• **Exercise description**
Down to the last line, restate the records below word for word, dropping every image.

• **Input material**
————————

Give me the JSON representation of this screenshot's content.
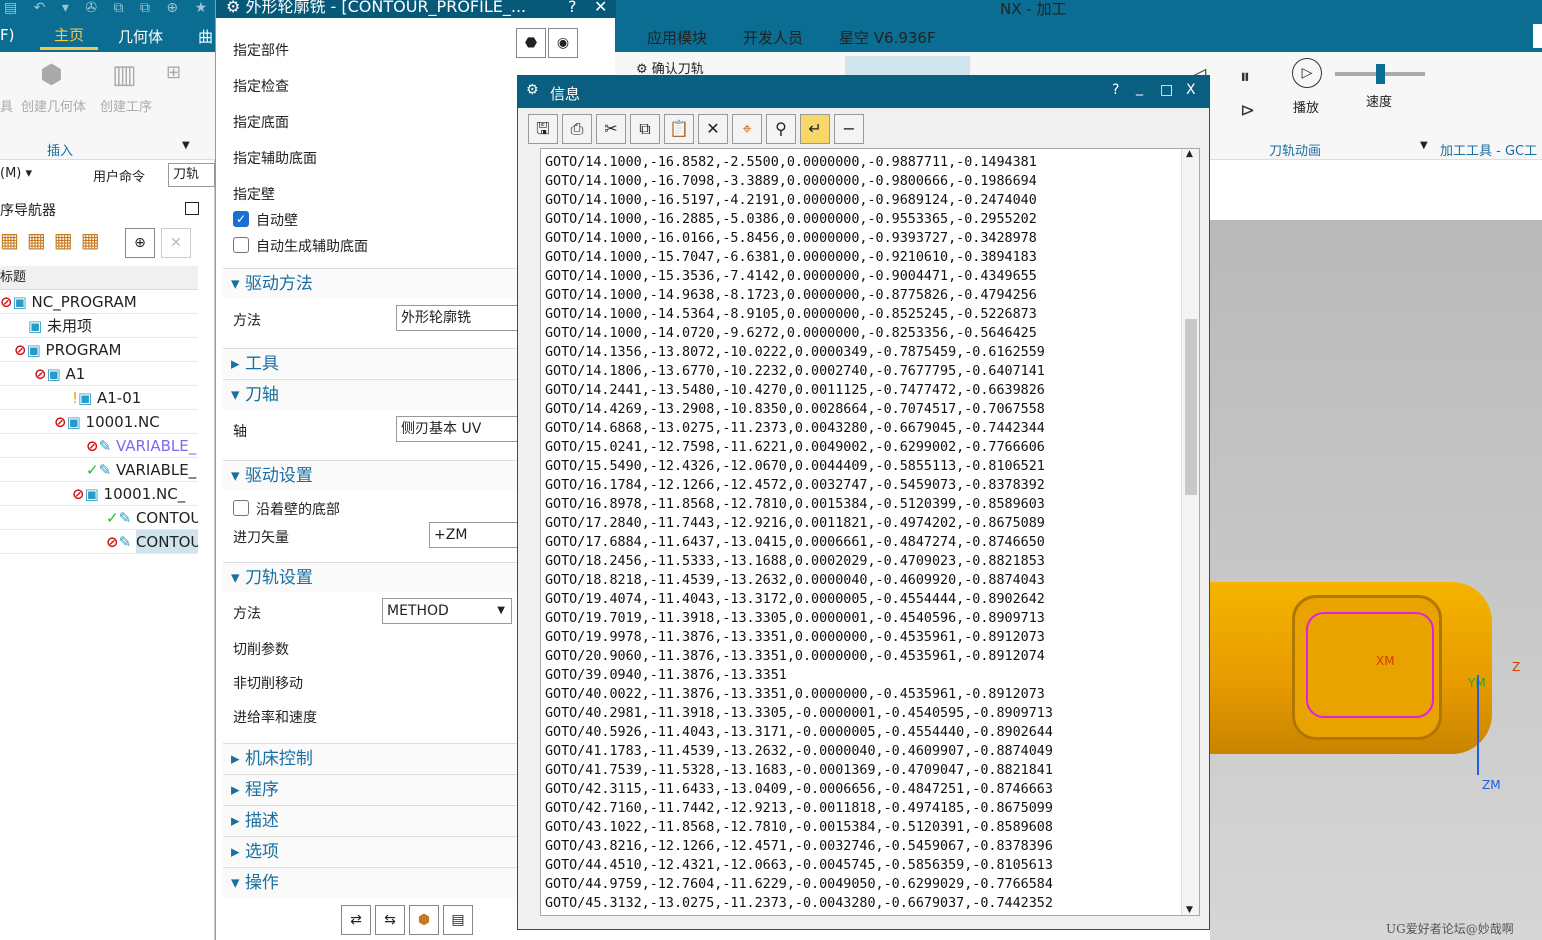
{
  "quick_access": "▤ ↶ ▾ ✇ ⧉ ⧉ ⊕ ★ ▾",
  "ribbon_tabs": {
    "partial": "F)",
    "home": "主页",
    "geometry": "几何体",
    "curve": "曲",
    "app_module": "应用模块",
    "developer": "开发人员",
    "xingkong": "星空 V6.936F"
  },
  "main_title": "NX - 加工",
  "ribbon": {
    "tool_partial": "具",
    "create_geometry": "创建几何体",
    "create_operation": "创建工序",
    "insert_group": "插入",
    "confirm_toolpath": "确认刀轨",
    "play": "播放",
    "speed": "速度",
    "speed_value": 0.5,
    "toolpath_anim": "刀轨动画",
    "machining_tools": "加工工具 - GC工",
    "menu": "(M)",
    "user_command": "用户命令",
    "toolpath_field": "刀轨"
  },
  "navigator": {
    "title": "序导航器",
    "column": "标题",
    "rows": [
      {
        "status": "no",
        "icon": "folder",
        "label": "NC_PROGRAM"
      },
      {
        "status": "",
        "icon": "folder",
        "label": "未用项"
      },
      {
        "status": "no",
        "icon": "folder",
        "label": "PROGRAM"
      },
      {
        "status": "no",
        "icon": "folder",
        "label": "A1"
      },
      {
        "status": "warn",
        "icon": "folder",
        "label": "A1-01"
      },
      {
        "status": "no",
        "icon": "folder",
        "label": "10001.NC"
      },
      {
        "status": "no",
        "icon": "op",
        "label": "VARIABLE_"
      },
      {
        "status": "ok",
        "icon": "op",
        "label": "VARIABLE_"
      },
      {
        "status": "no",
        "icon": "folder",
        "label": "10001.NC_"
      },
      {
        "status": "ok",
        "icon": "op",
        "label": "CONTOU"
      },
      {
        "status": "no",
        "icon": "op",
        "label": "CONTOU"
      }
    ]
  },
  "op_dialog": {
    "title": "外形轮廓铣 - [CONTOUR_PROFILE_...",
    "specify_part": "指定部件",
    "specify_check": "指定检查",
    "specify_floor": "指定底面",
    "specify_aux_floor": "指定辅助底面",
    "specify_wall": "指定壁",
    "auto_wall": "自动壁",
    "auto_wall_checked": true,
    "auto_aux_floor": "自动生成辅助底面",
    "auto_aux_floor_checked": false,
    "drive_method": "驱动方法",
    "method_label": "方法",
    "method_value": "外形轮廓铣",
    "tool": "工具",
    "tool_axis": "刀轴",
    "axis_label": "轴",
    "axis_value": "侧刃基本 UV",
    "drive_settings": "驱动设置",
    "along_wall_bottom": "沿着壁的底部",
    "along_wall_bottom_checked": false,
    "entry_vector_label": "进刀矢量",
    "entry_vector_value": "+ZM",
    "path_settings": "刀轨设置",
    "path_method_label": "方法",
    "path_method_value": "METHOD",
    "cut_params": "切削参数",
    "non_cut_moves": "非切削移动",
    "feeds_speeds": "进给率和速度",
    "machine_control": "机床控制",
    "program": "程序",
    "description": "描述",
    "options": "选项",
    "actions": "操作"
  },
  "info_dialog": {
    "title": "信息",
    "help": "?",
    "minimize": "_",
    "maximize": "□",
    "close": "X",
    "toolbar": [
      "save-icon",
      "print-icon",
      "cut-icon",
      "copy-icon",
      "paste-icon",
      "delete-icon",
      "locate-icon",
      "find-icon",
      "wrap-icon",
      "minus-icon"
    ],
    "lines": [
      "GOTO/14.1000,-16.8582,-2.5500,0.0000000,-0.9887711,-0.1494381",
      "GOTO/14.1000,-16.7098,-3.3889,0.0000000,-0.9800666,-0.1986694",
      "GOTO/14.1000,-16.5197,-4.2191,0.0000000,-0.9689124,-0.2474040",
      "GOTO/14.1000,-16.2885,-5.0386,0.0000000,-0.9553365,-0.2955202",
      "GOTO/14.1000,-16.0166,-5.8456,0.0000000,-0.9393727,-0.3428978",
      "GOTO/14.1000,-15.7047,-6.6381,0.0000000,-0.9210610,-0.3894183",
      "GOTO/14.1000,-15.3536,-7.4142,0.0000000,-0.9004471,-0.4349655",
      "GOTO/14.1000,-14.9638,-8.1723,0.0000000,-0.8775826,-0.4794256",
      "GOTO/14.1000,-14.5364,-8.9105,0.0000000,-0.8525245,-0.5226873",
      "GOTO/14.1000,-14.0720,-9.6272,0.0000000,-0.8253356,-0.5646425",
      "GOTO/14.1356,-13.8072,-10.0222,0.0000349,-0.7875459,-0.6162559",
      "GOTO/14.1806,-13.6770,-10.2232,0.0002740,-0.7677795,-0.6407141",
      "GOTO/14.2441,-13.5480,-10.4270,0.0011125,-0.7477472,-0.6639826",
      "GOTO/14.4269,-13.2908,-10.8350,0.0028664,-0.7074517,-0.7067558",
      "GOTO/14.6868,-13.0275,-11.2373,0.0043280,-0.6679045,-0.7442344",
      "GOTO/15.0241,-12.7598,-11.6221,0.0049002,-0.6299002,-0.7766606",
      "GOTO/15.5490,-12.4326,-12.0670,0.0044409,-0.5855113,-0.8106521",
      "GOTO/16.1784,-12.1266,-12.4572,0.0032747,-0.5459073,-0.8378392",
      "GOTO/16.8978,-11.8568,-12.7810,0.0015384,-0.5120399,-0.8589603",
      "GOTO/17.2840,-11.7443,-12.9216,0.0011821,-0.4974202,-0.8675089",
      "GOTO/17.6884,-11.6437,-13.0415,0.0006661,-0.4847274,-0.8746650",
      "GOTO/18.2456,-11.5333,-13.1688,0.0002029,-0.4709023,-0.8821853",
      "GOTO/18.8218,-11.4539,-13.2632,0.0000040,-0.4609920,-0.8874043",
      "GOTO/19.4074,-11.4043,-13.3172,0.0000005,-0.4554444,-0.8902642",
      "GOTO/19.7019,-11.3918,-13.3305,0.0000001,-0.4540596,-0.8909713",
      "GOTO/19.9978,-11.3876,-13.3351,0.0000000,-0.4535961,-0.8912073",
      "GOTO/20.9060,-11.3876,-13.3351,0.0000000,-0.4535961,-0.8912074",
      "GOTO/39.0940,-11.3876,-13.3351",
      "GOTO/40.0022,-11.3876,-13.3351,0.0000000,-0.4535961,-0.8912073",
      "GOTO/40.2981,-11.3918,-13.3305,-0.0000001,-0.4540595,-0.8909713",
      "GOTO/40.5926,-11.4043,-13.3171,-0.0000005,-0.4554440,-0.8902644",
      "GOTO/41.1783,-11.4539,-13.2632,-0.0000040,-0.4609907,-0.8874049",
      "GOTO/41.7539,-11.5328,-13.1683,-0.0001369,-0.4709047,-0.8821841",
      "GOTO/42.3115,-11.6433,-13.0409,-0.0006656,-0.4847251,-0.8746663",
      "GOTO/42.7160,-11.7442,-12.9213,-0.0011818,-0.4974185,-0.8675099",
      "GOTO/43.1022,-11.8568,-12.7810,-0.0015384,-0.5120391,-0.8589608",
      "GOTO/43.8216,-12.1266,-12.4571,-0.0032746,-0.5459067,-0.8378396",
      "GOTO/44.4510,-12.4321,-12.0663,-0.0045745,-0.5856359,-0.8105613",
      "GOTO/44.9759,-12.7604,-11.6229,-0.0049050,-0.6299029,-0.7766584",
      "GOTO/45.3132,-13.0275,-11.2373,-0.0043280,-0.6679037,-0.7442352"
    ]
  },
  "viewport": {
    "xm": "XM",
    "ym": "YM",
    "zm": "ZM",
    "z": "Z",
    "part_color": "#f0a000"
  },
  "watermark": "UG爱好者论坛@妙哉啊"
}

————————

• **Answer to this problem**
Give me the JSON representation of this screenshot's content.
{
  "quick_access": "▤ ↶ ▾ ✇ ⧉ ⧉ ⊕ ★ ▾",
  "ribbon_tabs": {
    "partial": "F)",
    "home": "主页",
    "geometry": "几何体",
    "curve": "曲",
    "app_module": "应用模块",
    "developer": "开发人员",
    "xingkong": "星空 V6.936F"
  },
  "main_title": "NX - 加工",
  "ribbon": {
    "tool_partial": "具",
    "create_geometry": "创建几何体",
    "create_operation": "创建工序",
    "insert_group": "插入",
    "confirm_toolpath": "确认刀轨",
    "play": "播放",
    "speed": "速度",
    "speed_value": 0.5,
    "toolpath_anim": "刀轨动画",
    "machining_tools": "加工工具 - GC工",
    "menu": "(M)",
    "user_command": "用户命令",
    "toolpath_field": "刀轨"
  },
  "navigator": {
    "title": "序导航器",
    "column": "标题",
    "rows": [
      {
        "status": "no",
        "icon": "folder",
        "label": "NC_PROGRAM"
      },
      {
        "status": "",
        "icon": "folder",
        "label": "未用项"
      },
      {
        "status": "no",
        "icon": "folder",
        "label": "PROGRAM"
      },
      {
        "status": "no",
        "icon": "folder",
        "label": "A1"
      },
      {
        "status": "warn",
        "icon": "folder",
        "label": "A1-01"
      },
      {
        "status": "no",
        "icon": "folder",
        "label": "10001.NC"
      },
      {
        "status": "no",
        "icon": "op",
        "label": "VARIABLE_"
      },
      {
        "status": "ok",
        "icon": "op",
        "label": "VARIABLE_"
      },
      {
        "status": "no",
        "icon": "folder",
        "label": "10001.NC_"
      },
      {
        "status": "ok",
        "icon": "op",
        "label": "CONTOU"
      },
      {
        "status": "no",
        "icon": "op",
        "label": "CONTOU"
      }
    ]
  },
  "op_dialog": {
    "title": "外形轮廓铣 - [CONTOUR_PROFILE_...",
    "specify_part": "指定部件",
    "specify_check": "指定检查",
    "specify_floor": "指定底面",
    "specify_aux_floor": "指定辅助底面",
    "specify_wall": "指定壁",
    "auto_wall": "自动壁",
    "auto_wall_checked": true,
    "auto_aux_floor": "自动生成辅助底面",
    "auto_aux_floor_checked": false,
    "drive_method": "驱动方法",
    "method_label": "方法",
    "method_value": "外形轮廓铣",
    "tool": "工具",
    "tool_axis": "刀轴",
    "axis_label": "轴",
    "axis_value": "侧刃基本 UV",
    "drive_settings": "驱动设置",
    "along_wall_bottom": "沿着壁的底部",
    "along_wall_bottom_checked": false,
    "entry_vector_label": "进刀矢量",
    "entry_vector_value": "+ZM",
    "path_settings": "刀轨设置",
    "path_method_label": "方法",
    "path_method_value": "METHOD",
    "cut_params": "切削参数",
    "non_cut_moves": "非切削移动",
    "feeds_speeds": "进给率和速度",
    "machine_control": "机床控制",
    "program": "程序",
    "description": "描述",
    "options": "选项",
    "actions": "操作"
  },
  "info_dialog": {
    "title": "信息",
    "help": "?",
    "minimize": "_",
    "maximize": "□",
    "close": "X",
    "toolbar": [
      "save-icon",
      "print-icon",
      "cut-icon",
      "copy-icon",
      "paste-icon",
      "delete-icon",
      "locate-icon",
      "find-icon",
      "wrap-icon",
      "minus-icon"
    ],
    "lines": [
      "GOTO/14.1000,-16.8582,-2.5500,0.0000000,-0.9887711,-0.1494381",
      "GOTO/14.1000,-16.7098,-3.3889,0.0000000,-0.9800666,-0.1986694",
      "GOTO/14.1000,-16.5197,-4.2191,0.0000000,-0.9689124,-0.2474040",
      "GOTO/14.1000,-16.2885,-5.0386,0.0000000,-0.9553365,-0.2955202",
      "GOTO/14.1000,-16.0166,-5.8456,0.0000000,-0.9393727,-0.3428978",
      "GOTO/14.1000,-15.7047,-6.6381,0.0000000,-0.9210610,-0.3894183",
      "GOTO/14.1000,-15.3536,-7.4142,0.0000000,-0.9004471,-0.4349655",
      "GOTO/14.1000,-14.9638,-8.1723,0.0000000,-0.8775826,-0.4794256",
      "GOTO/14.1000,-14.5364,-8.9105,0.0000000,-0.8525245,-0.5226873",
      "GOTO/14.1000,-14.0720,-9.6272,0.0000000,-0.8253356,-0.5646425",
      "GOTO/14.1356,-13.8072,-10.0222,0.0000349,-0.7875459,-0.6162559",
      "GOTO/14.1806,-13.6770,-10.2232,0.0002740,-0.7677795,-0.6407141",
      "GOTO/14.2441,-13.5480,-10.4270,0.0011125,-0.7477472,-0.6639826",
      "GOTO/14.4269,-13.2908,-10.8350,0.0028664,-0.7074517,-0.7067558",
      "GOTO/14.6868,-13.0275,-11.2373,0.0043280,-0.6679045,-0.7442344",
      "GOTO/15.0241,-12.7598,-11.6221,0.0049002,-0.6299002,-0.7766606",
      "GOTO/15.5490,-12.4326,-12.0670,0.0044409,-0.5855113,-0.8106521",
      "GOTO/16.1784,-12.1266,-12.4572,0.0032747,-0.5459073,-0.8378392",
      "GOTO/16.8978,-11.8568,-12.7810,0.0015384,-0.5120399,-0.8589603",
      "GOTO/17.2840,-11.7443,-12.9216,0.0011821,-0.4974202,-0.8675089",
      "GOTO/17.6884,-11.6437,-13.0415,0.0006661,-0.4847274,-0.8746650",
      "GOTO/18.2456,-11.5333,-13.1688,0.0002029,-0.4709023,-0.8821853",
      "GOTO/18.8218,-11.4539,-13.2632,0.0000040,-0.4609920,-0.8874043",
      "GOTO/19.4074,-11.4043,-13.3172,0.0000005,-0.4554444,-0.8902642",
      "GOTO/19.7019,-11.3918,-13.3305,0.0000001,-0.4540596,-0.8909713",
      "GOTO/19.9978,-11.3876,-13.3351,0.0000000,-0.4535961,-0.8912073",
      "GOTO/20.9060,-11.3876,-13.3351,0.0000000,-0.4535961,-0.8912074",
      "GOTO/39.0940,-11.3876,-13.3351",
      "GOTO/40.0022,-11.3876,-13.3351,0.0000000,-0.4535961,-0.8912073",
      "GOTO/40.2981,-11.3918,-13.3305,-0.0000001,-0.4540595,-0.8909713",
      "GOTO/40.5926,-11.4043,-13.3171,-0.0000005,-0.4554440,-0.8902644",
      "GOTO/41.1783,-11.4539,-13.2632,-0.0000040,-0.4609907,-0.8874049",
      "GOTO/41.7539,-11.5328,-13.1683,-0.0001369,-0.4709047,-0.8821841",
      "GOTO/42.3115,-11.6433,-13.0409,-0.0006656,-0.4847251,-0.8746663",
      "GOTO/42.7160,-11.7442,-12.9213,-0.0011818,-0.4974185,-0.8675099",
      "GOTO/43.1022,-11.8568,-12.7810,-0.0015384,-0.5120391,-0.8589608",
      "GOTO/43.8216,-12.1266,-12.4571,-0.0032746,-0.5459067,-0.8378396",
      "GOTO/44.4510,-12.4321,-12.0663,-0.0045745,-0.5856359,-0.8105613",
      "GOTO/44.9759,-12.7604,-11.6229,-0.0049050,-0.6299029,-0.7766584",
      "GOTO/45.3132,-13.0275,-11.2373,-0.0043280,-0.6679037,-0.7442352"
    ]
  },
  "viewport": {
    "xm": "XM",
    "ym": "YM",
    "zm": "ZM",
    "z": "Z",
    "part_color": "#f0a000"
  },
  "watermark": "UG爱好者论坛@妙哉啊"
}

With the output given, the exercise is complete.